Also he’d be key to getting that synth drum attack on this kind of music right?
Absolutely. We don’t have a drummer, so as we arrange these songs we’re always thinking (about that). The drum machine became a big thing in the 80s. The other thing that’s interesting about the 80s though is when I grew up I came home from middle school and I’d turn on MTV and watch the videos. Every hair band had a virtuoso on guitar. Slash from Guns n Roses. Eddie Van Halen. So in bluegrass and acoustic music that concept is still a very important thing. Every bluegrass band has a shredder on their instrument.

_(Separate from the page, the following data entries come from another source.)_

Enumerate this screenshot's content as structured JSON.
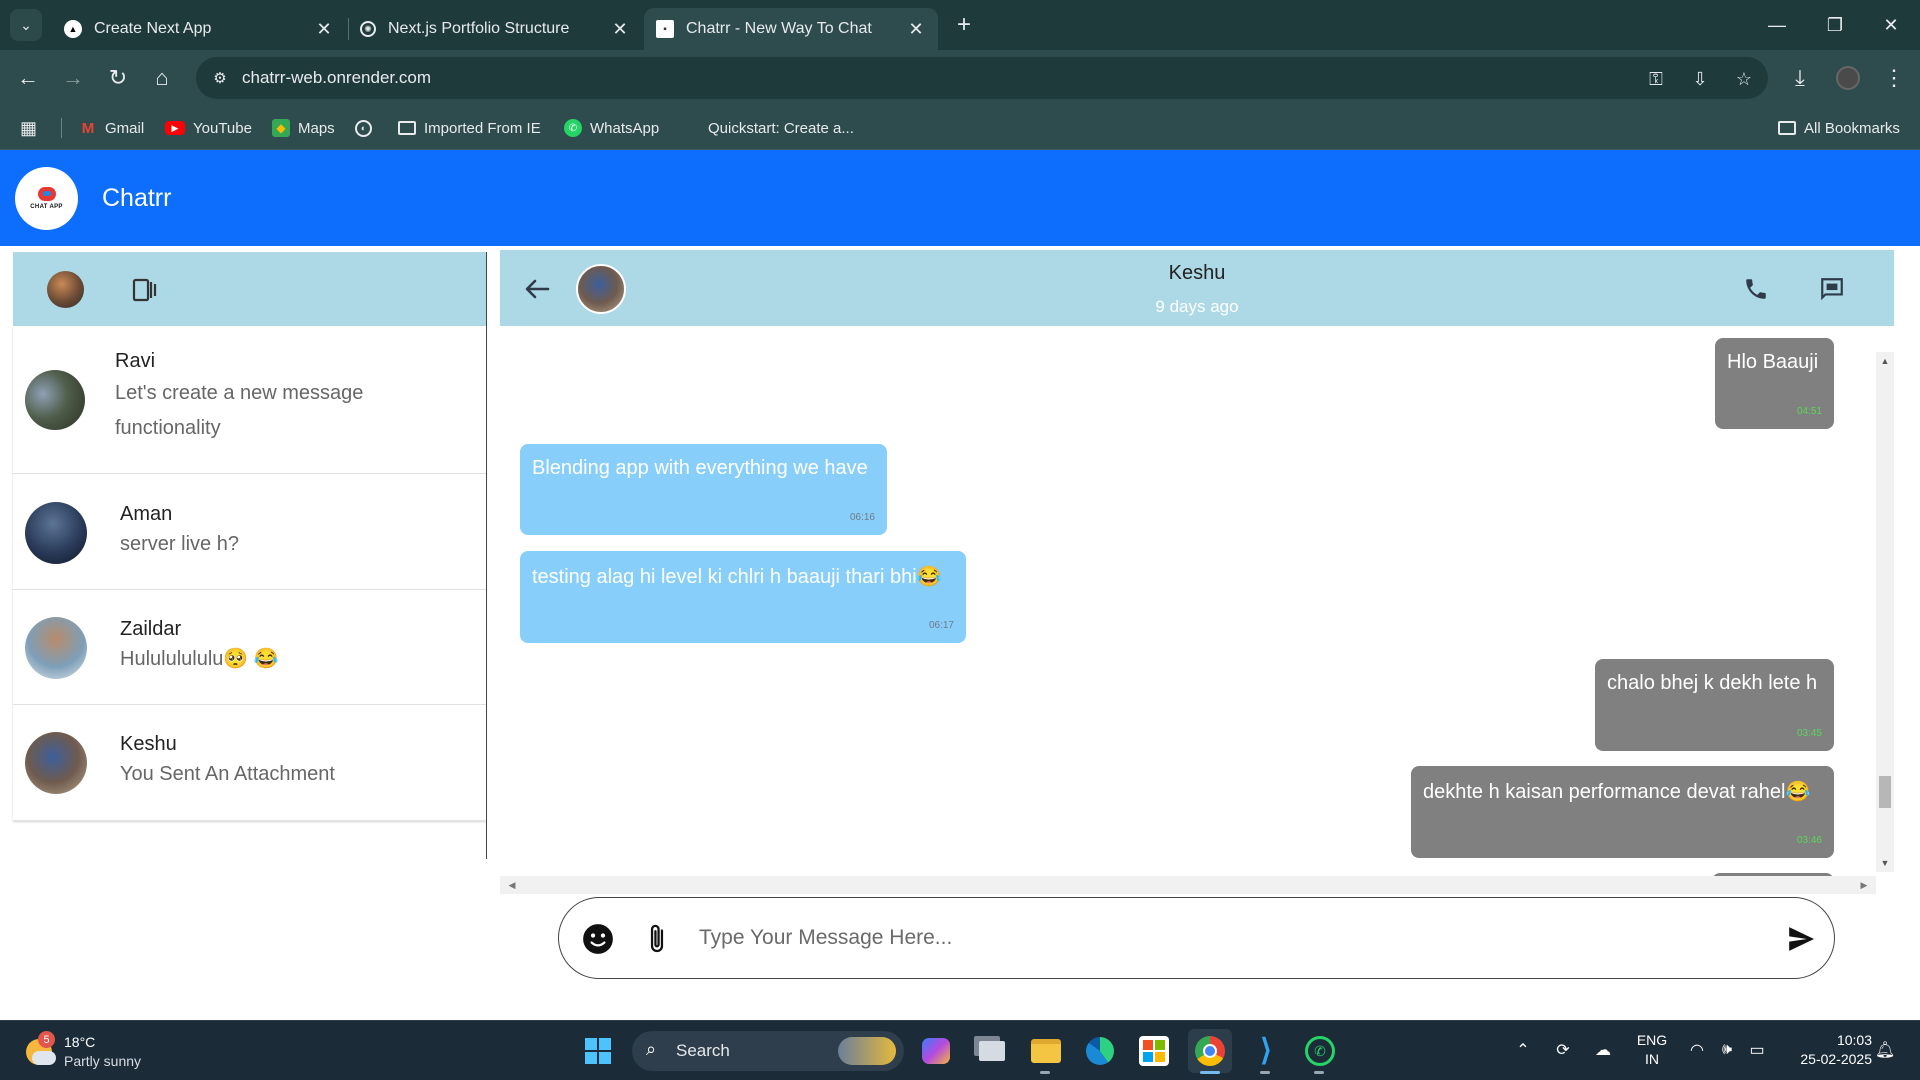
{
  "browser": {
    "tabs": [
      {
        "title": "Create Next App",
        "icon": "next-triangle-icon",
        "active": false
      },
      {
        "title": "Next.js Portfolio Structure",
        "icon": "openai-icon",
        "active": false
      },
      {
        "title": "Chatrr - New Way To Chat",
        "icon": "page-icon",
        "active": true
      }
    ],
    "url": "chatrr-web.onrender.com",
    "bookmarks": [
      {
        "label": "Gmail",
        "icon": "gmail-icon"
      },
      {
        "label": "YouTube",
        "icon": "youtube-icon"
      },
      {
        "label": "Maps",
        "icon": "maps-icon"
      },
      {
        "label": "",
        "icon": "globe-icon"
      },
      {
        "label": "Imported From IE",
        "icon": "folder-icon"
      },
      {
        "label": "WhatsApp",
        "icon": "whatsapp-icon"
      },
      {
        "label": "Quickstart: Create a...",
        "icon": "microsoft-icon"
      }
    ],
    "all_bookmarks": "All Bookmarks"
  },
  "app": {
    "title": "Chatrr",
    "logo_text": "CHAT APP",
    "accent": "#0d6efd",
    "panel_color": "#add8e6"
  },
  "sidebar": {
    "chats": [
      {
        "name": "Ravi",
        "last_message": "Let's create a new message functionality"
      },
      {
        "name": "Aman",
        "last_message": "server live h?"
      },
      {
        "name": "Zaildar",
        "last_message": "Hulululululu🥺 😂"
      },
      {
        "name": "Keshu",
        "last_message": "You Sent An Attachment"
      }
    ]
  },
  "chat": {
    "contact_name": "Keshu",
    "status": "9 days ago",
    "messages": [
      {
        "direction": "out",
        "text": "Hlo Baauji",
        "time": "04:51"
      },
      {
        "direction": "in",
        "text": "Blending app with everything we have",
        "time": "06:16"
      },
      {
        "direction": "in",
        "text": "testing alag hi level ki chlri h baauji thari bhi😂",
        "time": "06:17"
      },
      {
        "direction": "out",
        "text": "chalo bhej k dekh lete h",
        "time": "03:45"
      },
      {
        "direction": "out",
        "text": "dekhte h kaisan performance devat rahel😂",
        "time": "03:46"
      }
    ]
  },
  "composer": {
    "placeholder": "Type Your Message Here..."
  },
  "taskbar": {
    "weather_badge": "5",
    "temperature": "18°C",
    "condition": "Partly sunny",
    "search_label": "Search",
    "lang_primary": "ENG",
    "lang_region": "IN",
    "time": "10:03",
    "date": "25-02-2025"
  }
}
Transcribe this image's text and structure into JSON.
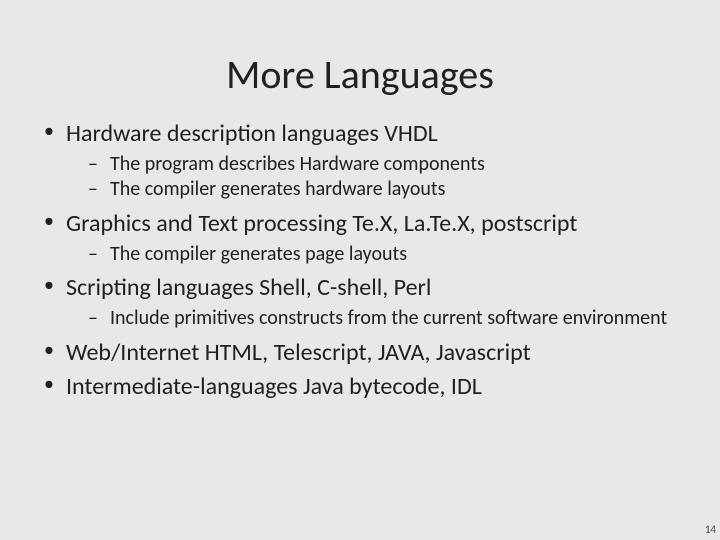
{
  "title": "More Languages",
  "items": [
    {
      "text": "Hardware description languages VHDL",
      "sub": [
        "The program describes Hardware components",
        "The compiler generates hardware layouts"
      ]
    },
    {
      "text": "Graphics and Text processing Te.X, La.Te.X,  postscript",
      "sub": [
        "The compiler generates page layouts"
      ]
    },
    {
      "text": "Scripting languages Shell, C-shell, Perl",
      "sub": [
        "Include primitives constructs from the current software environment"
      ]
    },
    {
      "text": "Web/Internet HTML, Telescript, JAVA, Javascript",
      "sub": []
    },
    {
      "text": "Intermediate-languages Java bytecode, IDL",
      "sub": []
    }
  ],
  "page_number": "14"
}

To me It’s a natural extension of the same thing that drove me as a kid to want to be like Slash or Joe Satriani or Kirk Hammett of Metallica. The same thing that pushed me to love that music is present in bluegrass, the celebration of virtuosity.
Tell me about choosing songs. Some of them are songs some people love to hate on. Do you stand by every one as well written, or do you choose some to be provocative?

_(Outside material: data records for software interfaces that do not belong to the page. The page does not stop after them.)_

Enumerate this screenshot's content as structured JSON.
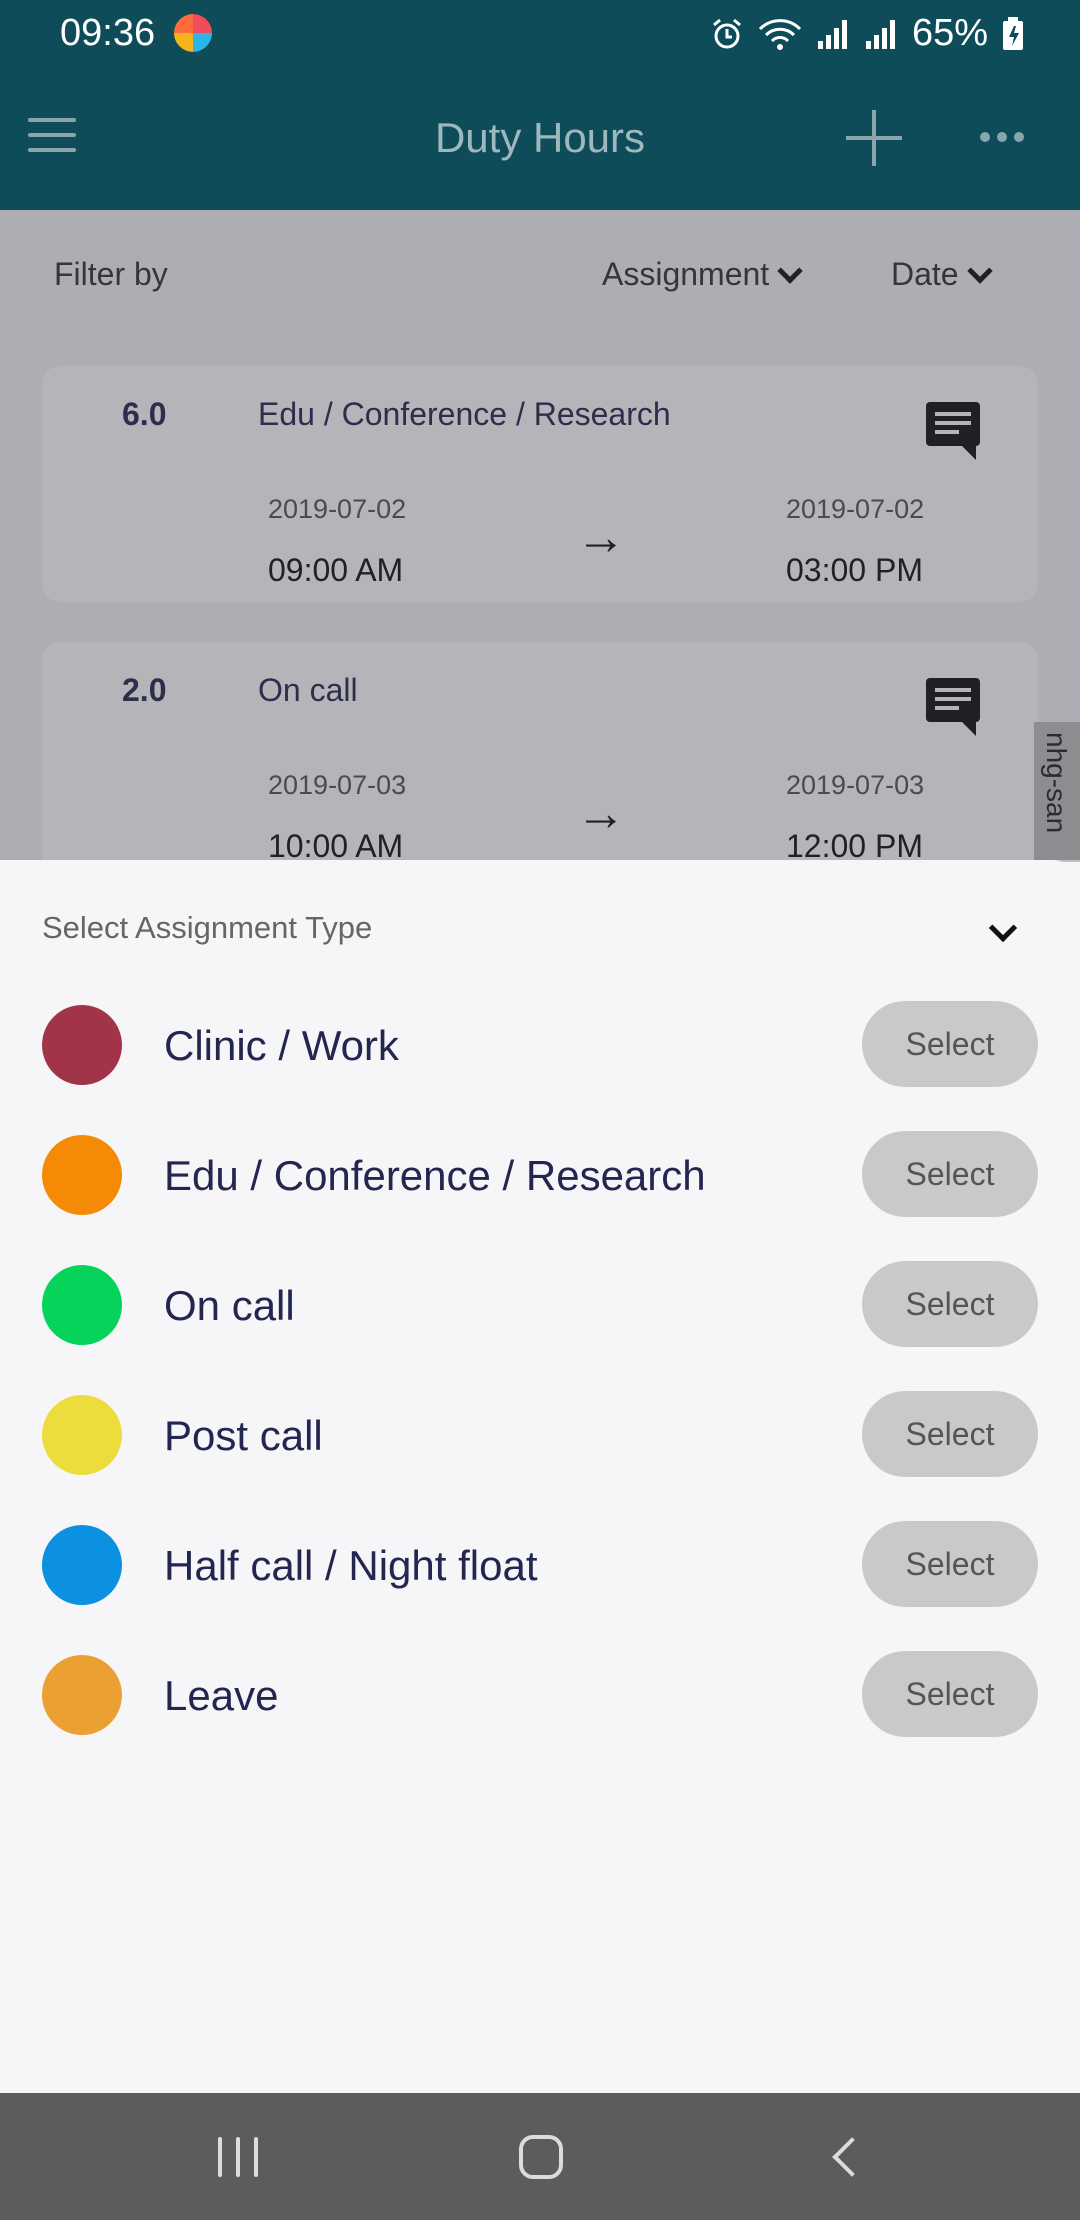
{
  "status_bar": {
    "time": "09:36",
    "battery": "65%"
  },
  "app_bar": {
    "title": "Duty Hours"
  },
  "filter": {
    "label": "Filter by",
    "assignment": "Assignment",
    "date": "Date"
  },
  "entries": [
    {
      "hours": "6.0",
      "type": "Edu / Conference / Research",
      "start_date": "2019-07-02",
      "start_time": "09:00 AM",
      "end_date": "2019-07-02",
      "end_time": "03:00 PM"
    },
    {
      "hours": "2.0",
      "type": "On call",
      "start_date": "2019-07-03",
      "start_time": "10:00 AM",
      "end_date": "2019-07-03",
      "end_time": "12:00 PM"
    }
  ],
  "side_tab": "nhg-san",
  "sheet": {
    "title": "Select Assignment Type",
    "options": [
      {
        "name": "Clinic / Work",
        "color": "#a2344a",
        "button": "Select"
      },
      {
        "name": "Edu / Conference / Research",
        "color": "#f58a07",
        "button": "Select"
      },
      {
        "name": "On call",
        "color": "#05d35a",
        "button": "Select"
      },
      {
        "name": "Post call",
        "color": "#ecdd3c",
        "button": "Select"
      },
      {
        "name": "Half call / Night float",
        "color": "#0c90e0",
        "button": "Select"
      },
      {
        "name": "Leave",
        "color": "#eba033",
        "button": "Select"
      }
    ]
  }
}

Reception of the song is never a consideration. It’s usually do we like the song and enjoy playing it? I remember we did a Grateful Dead cover. And I didn’t have the Grateful Dead growing up as something I was aware of. But I do remember the 80s hit “Touch of Grey” which had a music video on MTV. When I brought it to the band, they said dude, that’s not one that the Dead fans really celebrate. So we picked it apart a little bit and rearranged it and reharmonized it and treated it like a jazz piece and it really worked. I dig it. I always loved the song. I think what we care about is does this stand up musically?
What were some of the hardest songs to arrange?
One of the toughest songs was “Islands In The Stream” believe it or not. Because there’s not a lot that happens instrumentally. It’s about the (vocal) duet. And the thing that really made it work was digging in to the original. The Kenny Rogers album was produced by Barry Gibb. It’s a Bee Gees song. And on deeper listening, there are horn parts in the background and Barry Gibb sings this crazy high harmony part above Dolly Parton. You usually think it’s a duet, but it’s a trio! So once I dug into it I sang above Lauren Balthrop who sings Dolly’s part. It was a challenge. And we got some great players to do some of the horn parts, and it came alive for us.
Nostalgia is a huge part of how pop music is promoted and described in the culture. What do you guys think about how nostalgia is used or misused?
You see it across all popular culture. There are remakes of old movies. And there seems like a lack of people out on the forefront creating new stuff, at least stuff that’s making it past the filters to larger audiences. I think that made the difference in the old days. Bands like Devo were presented to the whole world by the tastemakers. And now it seems like the tastemakers have awful taste (laughs)! But I think in the Americana world, there are people who are definitely stuck in, you know, 1950s. If it’s not Bill Monroe or Flatt & Scruggs, it ain’t bluegrass. And we’ve gotten that critique. Nostalgia plays a big role for me. I want to feel those feelings. So I hope we’re going to be a band that writes music (as well). We’ve all done a lot of projects as songwriters. I’d like to apply our musicianship to some of that looking forward in addition to celebrating this music that we love.